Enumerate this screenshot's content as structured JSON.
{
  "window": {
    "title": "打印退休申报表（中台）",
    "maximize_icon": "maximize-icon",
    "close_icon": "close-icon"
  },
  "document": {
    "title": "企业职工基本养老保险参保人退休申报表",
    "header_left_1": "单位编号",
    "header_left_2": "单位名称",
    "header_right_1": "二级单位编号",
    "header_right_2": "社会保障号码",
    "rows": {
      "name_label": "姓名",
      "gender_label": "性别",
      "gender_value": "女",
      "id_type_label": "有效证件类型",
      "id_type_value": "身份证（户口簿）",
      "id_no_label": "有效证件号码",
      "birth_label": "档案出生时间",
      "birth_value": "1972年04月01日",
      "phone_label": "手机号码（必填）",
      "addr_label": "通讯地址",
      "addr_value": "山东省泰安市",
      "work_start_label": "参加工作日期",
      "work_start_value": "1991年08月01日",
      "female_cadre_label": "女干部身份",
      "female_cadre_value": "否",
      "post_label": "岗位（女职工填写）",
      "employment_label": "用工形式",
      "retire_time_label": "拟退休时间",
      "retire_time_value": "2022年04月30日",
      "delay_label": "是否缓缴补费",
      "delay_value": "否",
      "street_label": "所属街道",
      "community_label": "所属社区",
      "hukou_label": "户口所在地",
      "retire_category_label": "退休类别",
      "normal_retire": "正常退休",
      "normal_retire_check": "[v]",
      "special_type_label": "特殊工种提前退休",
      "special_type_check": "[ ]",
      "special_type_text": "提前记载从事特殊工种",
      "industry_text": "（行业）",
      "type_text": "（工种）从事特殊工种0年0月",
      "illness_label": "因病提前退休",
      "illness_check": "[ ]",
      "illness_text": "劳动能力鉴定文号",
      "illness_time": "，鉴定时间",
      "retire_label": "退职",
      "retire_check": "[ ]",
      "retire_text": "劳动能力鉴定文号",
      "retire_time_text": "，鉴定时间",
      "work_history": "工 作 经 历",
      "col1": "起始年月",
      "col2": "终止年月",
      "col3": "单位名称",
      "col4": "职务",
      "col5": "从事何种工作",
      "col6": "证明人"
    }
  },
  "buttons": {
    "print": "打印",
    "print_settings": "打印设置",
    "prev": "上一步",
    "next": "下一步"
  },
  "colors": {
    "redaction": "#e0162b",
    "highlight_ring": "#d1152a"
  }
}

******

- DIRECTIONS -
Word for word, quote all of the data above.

- YOUR SOLUTION -
Enumerate this screenshot's content as structured JSON.
{
  "window": {
    "title": "打印退休申报表（中台）",
    "maximize_icon": "maximize-icon",
    "close_icon": "close-icon"
  },
  "document": {
    "title": "企业职工基本养老保险参保人退休申报表",
    "header_left_1": "单位编号",
    "header_left_2": "单位名称",
    "header_right_1": "二级单位编号",
    "header_right_2": "社会保障号码",
    "rows": {
      "name_label": "姓名",
      "gender_label": "性别",
      "gender_value": "女",
      "id_type_label": "有效证件类型",
      "id_type_value": "身份证（户口簿）",
      "id_no_label": "有效证件号码",
      "birth_label": "档案出生时间",
      "birth_value": "1972年04月01日",
      "phone_label": "手机号码（必填）",
      "addr_label": "通讯地址",
      "addr_value": "山东省泰安市",
      "work_start_label": "参加工作日期",
      "work_start_value": "1991年08月01日",
      "female_cadre_label": "女干部身份",
      "female_cadre_value": "否",
      "post_label": "岗位（女职工填写）",
      "employment_label": "用工形式",
      "retire_time_label": "拟退休时间",
      "retire_time_value": "2022年04月30日",
      "delay_label": "是否缓缴补费",
      "delay_value": "否",
      "street_label": "所属街道",
      "community_label": "所属社区",
      "hukou_label": "户口所在地",
      "retire_category_label": "退休类别",
      "normal_retire": "正常退休",
      "normal_retire_check": "[v]",
      "special_type_label": "特殊工种提前退休",
      "special_type_check": "[ ]",
      "special_type_text": "提前记载从事特殊工种",
      "industry_text": "（行业）",
      "type_text": "（工种）从事特殊工种0年0月",
      "illness_label": "因病提前退休",
      "illness_check": "[ ]",
      "illness_text": "劳动能力鉴定文号",
      "illness_time": "，鉴定时间",
      "retire_label": "退职",
      "retire_check": "[ ]",
      "retire_text": "劳动能力鉴定文号",
      "retire_time_text": "，鉴定时间",
      "work_history": "工 作 经 历",
      "col1": "起始年月",
      "col2": "终止年月",
      "col3": "单位名称",
      "col4": "职务",
      "col5": "从事何种工作",
      "col6": "证明人"
    }
  },
  "buttons": {
    "print": "打印",
    "print_settings": "打印设置",
    "prev": "上一步",
    "next": "下一步"
  },
  "colors": {
    "redaction": "#e0162b",
    "highlight_ring": "#d1152a"
  }
}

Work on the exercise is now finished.